For FCEVs, cost remains the primary challenge to produce 100 percent renewable hydrogen.
The commercial hydrogen market is currently around $100 billion. According to the U.S. Department of Energy’s Alternative Fuels Data Center, 9 million tons of hydrogen is produced annually in the United States, 95% of which is produced through natural gas reformation. Natural gas reforming is currently the cheapest, most common and efficient method for producing hydrogen. When used in a FCEV, natural gas derived hydrogen reduces greenhouse gas emissions approximately 50%, when compared to conventional gasoline. However, to reach long-term climate goals, we need close to 100% reduction.
A potential solution to the challenges of production costs and environmental impact lies in the research conducted by Y.H. Percival Zhang at Virginia Tech’s College of Agriculture and Life Sciences. Zhang and his team successfully developed a process to produce large quantities of hydrogen from the simple plant sugar xylose, an abundant renewable resource. The innovative technology avoids using expensive metals and releases close to zero greenhouse gases. This could shorten the timeline for making renewable hydrogen commercially available, which would have huge environmental and economic impacts.

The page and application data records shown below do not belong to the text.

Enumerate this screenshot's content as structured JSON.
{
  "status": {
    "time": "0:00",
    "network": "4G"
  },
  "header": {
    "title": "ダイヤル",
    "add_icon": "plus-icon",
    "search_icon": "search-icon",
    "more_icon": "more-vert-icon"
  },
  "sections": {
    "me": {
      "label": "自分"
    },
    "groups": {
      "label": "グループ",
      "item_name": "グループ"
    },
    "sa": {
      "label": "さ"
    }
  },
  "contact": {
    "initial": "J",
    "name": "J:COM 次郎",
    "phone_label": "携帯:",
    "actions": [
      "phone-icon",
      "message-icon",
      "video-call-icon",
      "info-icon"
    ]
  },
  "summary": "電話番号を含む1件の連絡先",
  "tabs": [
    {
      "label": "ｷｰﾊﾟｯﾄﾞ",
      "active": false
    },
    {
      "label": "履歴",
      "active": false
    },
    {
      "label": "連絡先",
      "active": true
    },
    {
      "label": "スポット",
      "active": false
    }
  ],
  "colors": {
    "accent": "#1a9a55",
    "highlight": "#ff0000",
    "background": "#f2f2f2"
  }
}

When applied at commercial scale, Zhang’s research has the potential to deliver affordable, renewable, emissions-free hydrogen., It does so simply and efficiently, eliminating costs at each step of the process. Researchers isolate the necessary enzymes and catalytic reactions required to produce the highest yields of hydrogen from sugar and water. This specific enzyme cocktail works in toxic environments, which removes an expensive detoxification step, and can be produced by one bacterium. By using recyclable enzyme-based solvents, Zhang found lower cost replacements for the traditional high-heat, high-pressure process. Using biomass to generate hydrogen drastically reduces greenhouse gas emissions. Additionally, the process allow for energy efficiency above 100% – meaning that the energy of hydrogen produced is greater than the combined input energies of xylose and polyphosphate.

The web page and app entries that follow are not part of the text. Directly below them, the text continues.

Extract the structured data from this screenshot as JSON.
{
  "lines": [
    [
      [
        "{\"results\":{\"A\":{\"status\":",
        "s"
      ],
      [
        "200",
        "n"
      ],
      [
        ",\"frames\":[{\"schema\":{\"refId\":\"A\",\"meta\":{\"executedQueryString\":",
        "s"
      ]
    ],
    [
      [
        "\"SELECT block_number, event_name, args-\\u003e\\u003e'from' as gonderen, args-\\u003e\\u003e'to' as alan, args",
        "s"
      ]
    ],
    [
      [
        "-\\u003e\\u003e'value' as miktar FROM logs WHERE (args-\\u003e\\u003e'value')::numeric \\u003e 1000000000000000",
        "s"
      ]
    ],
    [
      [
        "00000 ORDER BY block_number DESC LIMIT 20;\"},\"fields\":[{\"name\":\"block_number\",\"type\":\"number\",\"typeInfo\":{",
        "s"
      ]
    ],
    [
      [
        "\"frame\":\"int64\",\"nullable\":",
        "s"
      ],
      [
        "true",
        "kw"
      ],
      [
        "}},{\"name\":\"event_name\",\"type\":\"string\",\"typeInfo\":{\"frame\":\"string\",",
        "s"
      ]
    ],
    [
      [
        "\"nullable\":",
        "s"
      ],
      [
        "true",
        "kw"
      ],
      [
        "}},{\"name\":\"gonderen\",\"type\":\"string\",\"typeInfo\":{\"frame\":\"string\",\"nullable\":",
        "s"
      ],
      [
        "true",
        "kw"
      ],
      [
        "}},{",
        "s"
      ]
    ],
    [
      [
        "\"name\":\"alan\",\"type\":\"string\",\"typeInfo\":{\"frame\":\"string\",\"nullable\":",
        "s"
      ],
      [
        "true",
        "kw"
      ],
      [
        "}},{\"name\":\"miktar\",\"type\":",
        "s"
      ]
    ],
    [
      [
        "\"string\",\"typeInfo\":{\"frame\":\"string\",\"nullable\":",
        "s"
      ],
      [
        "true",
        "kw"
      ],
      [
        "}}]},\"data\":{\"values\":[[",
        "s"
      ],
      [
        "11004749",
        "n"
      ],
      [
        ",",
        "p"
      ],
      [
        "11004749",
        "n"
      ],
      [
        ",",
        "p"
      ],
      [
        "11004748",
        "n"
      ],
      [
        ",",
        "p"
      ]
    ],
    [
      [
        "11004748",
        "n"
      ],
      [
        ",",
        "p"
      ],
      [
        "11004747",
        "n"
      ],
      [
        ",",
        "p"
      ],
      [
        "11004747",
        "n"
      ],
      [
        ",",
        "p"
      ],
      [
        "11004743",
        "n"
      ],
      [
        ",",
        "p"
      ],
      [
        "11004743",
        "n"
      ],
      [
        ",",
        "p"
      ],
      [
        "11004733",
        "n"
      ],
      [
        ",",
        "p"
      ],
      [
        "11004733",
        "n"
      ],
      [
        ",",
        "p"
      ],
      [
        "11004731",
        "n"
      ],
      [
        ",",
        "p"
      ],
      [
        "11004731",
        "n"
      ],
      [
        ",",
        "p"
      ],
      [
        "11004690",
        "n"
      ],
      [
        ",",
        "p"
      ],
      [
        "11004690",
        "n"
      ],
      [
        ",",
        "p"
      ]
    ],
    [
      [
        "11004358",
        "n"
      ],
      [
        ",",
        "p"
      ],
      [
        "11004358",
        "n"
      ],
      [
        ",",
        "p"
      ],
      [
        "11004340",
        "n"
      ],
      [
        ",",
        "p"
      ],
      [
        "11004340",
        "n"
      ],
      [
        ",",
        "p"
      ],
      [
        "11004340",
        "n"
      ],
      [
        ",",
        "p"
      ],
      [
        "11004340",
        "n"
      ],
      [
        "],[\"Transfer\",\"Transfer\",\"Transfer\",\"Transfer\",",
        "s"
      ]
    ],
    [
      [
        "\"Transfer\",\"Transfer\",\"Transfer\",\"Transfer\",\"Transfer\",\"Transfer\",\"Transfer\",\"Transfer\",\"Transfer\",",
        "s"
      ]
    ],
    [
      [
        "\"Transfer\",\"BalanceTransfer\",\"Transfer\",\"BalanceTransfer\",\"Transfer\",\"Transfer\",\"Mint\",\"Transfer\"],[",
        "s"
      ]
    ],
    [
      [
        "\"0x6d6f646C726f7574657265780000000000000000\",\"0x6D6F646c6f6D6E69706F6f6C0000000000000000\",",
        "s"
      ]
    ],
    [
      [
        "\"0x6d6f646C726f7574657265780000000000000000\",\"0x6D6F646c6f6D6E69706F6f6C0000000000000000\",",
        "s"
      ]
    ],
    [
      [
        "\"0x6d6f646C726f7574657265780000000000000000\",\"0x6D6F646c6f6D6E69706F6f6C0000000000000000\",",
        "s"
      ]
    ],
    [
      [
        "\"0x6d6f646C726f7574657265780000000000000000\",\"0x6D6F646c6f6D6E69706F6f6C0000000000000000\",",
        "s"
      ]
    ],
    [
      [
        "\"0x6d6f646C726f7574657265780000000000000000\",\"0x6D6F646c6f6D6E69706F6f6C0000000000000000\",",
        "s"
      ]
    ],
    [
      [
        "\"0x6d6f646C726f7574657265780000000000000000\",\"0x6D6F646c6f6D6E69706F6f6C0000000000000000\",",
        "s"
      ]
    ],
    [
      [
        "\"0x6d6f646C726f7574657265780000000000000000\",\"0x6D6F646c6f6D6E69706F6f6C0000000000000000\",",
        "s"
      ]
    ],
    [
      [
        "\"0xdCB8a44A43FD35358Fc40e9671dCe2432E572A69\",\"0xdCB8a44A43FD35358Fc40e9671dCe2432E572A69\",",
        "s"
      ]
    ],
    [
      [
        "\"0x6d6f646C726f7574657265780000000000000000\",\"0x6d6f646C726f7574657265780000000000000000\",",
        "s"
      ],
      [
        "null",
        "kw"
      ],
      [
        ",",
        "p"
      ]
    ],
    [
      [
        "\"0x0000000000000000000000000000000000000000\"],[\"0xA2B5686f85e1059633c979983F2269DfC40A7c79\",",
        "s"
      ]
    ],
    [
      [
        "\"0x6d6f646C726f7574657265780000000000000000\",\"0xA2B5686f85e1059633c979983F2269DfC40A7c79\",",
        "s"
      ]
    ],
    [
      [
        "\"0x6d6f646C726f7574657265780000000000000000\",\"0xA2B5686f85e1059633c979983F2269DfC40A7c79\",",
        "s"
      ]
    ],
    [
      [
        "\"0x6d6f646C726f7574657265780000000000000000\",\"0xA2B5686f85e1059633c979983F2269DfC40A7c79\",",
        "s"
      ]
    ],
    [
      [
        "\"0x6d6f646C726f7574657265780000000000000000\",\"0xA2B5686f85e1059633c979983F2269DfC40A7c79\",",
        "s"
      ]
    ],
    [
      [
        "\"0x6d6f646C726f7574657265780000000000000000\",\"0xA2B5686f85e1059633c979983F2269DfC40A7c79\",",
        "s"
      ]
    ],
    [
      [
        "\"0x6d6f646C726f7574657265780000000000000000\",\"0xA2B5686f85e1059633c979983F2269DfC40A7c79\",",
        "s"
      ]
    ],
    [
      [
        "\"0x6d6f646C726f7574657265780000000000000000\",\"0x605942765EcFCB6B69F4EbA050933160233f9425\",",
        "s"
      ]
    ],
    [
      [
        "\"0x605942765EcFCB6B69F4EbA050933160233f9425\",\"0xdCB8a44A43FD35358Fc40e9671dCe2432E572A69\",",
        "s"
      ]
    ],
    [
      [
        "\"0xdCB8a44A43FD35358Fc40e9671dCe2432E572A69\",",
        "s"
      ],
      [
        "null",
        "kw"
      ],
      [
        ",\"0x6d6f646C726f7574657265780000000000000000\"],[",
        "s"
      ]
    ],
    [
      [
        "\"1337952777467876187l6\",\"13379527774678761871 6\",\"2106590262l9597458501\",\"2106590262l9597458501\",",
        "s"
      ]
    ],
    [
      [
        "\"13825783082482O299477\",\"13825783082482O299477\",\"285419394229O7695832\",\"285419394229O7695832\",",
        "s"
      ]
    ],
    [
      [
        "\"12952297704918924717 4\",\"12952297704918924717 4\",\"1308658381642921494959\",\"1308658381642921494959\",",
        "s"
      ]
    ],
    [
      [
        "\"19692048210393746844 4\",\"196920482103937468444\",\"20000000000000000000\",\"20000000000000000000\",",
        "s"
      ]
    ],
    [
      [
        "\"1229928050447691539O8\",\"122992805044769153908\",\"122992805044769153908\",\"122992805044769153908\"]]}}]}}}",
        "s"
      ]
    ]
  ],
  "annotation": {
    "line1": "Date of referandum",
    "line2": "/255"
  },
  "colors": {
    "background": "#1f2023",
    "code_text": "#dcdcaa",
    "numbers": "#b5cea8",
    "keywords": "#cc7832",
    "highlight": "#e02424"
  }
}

This efficient, environmentally friendly method of hydrogen production is just one example of many potential pathways for creating renewable hydrogen. With the science in place, the right economics can lead this, and other, renewable hydrogen production methods to commercial viability and success. Such as outcome would be a victory for everyone: a clean, domestic, renewable, and affordable fuel to power our mobility.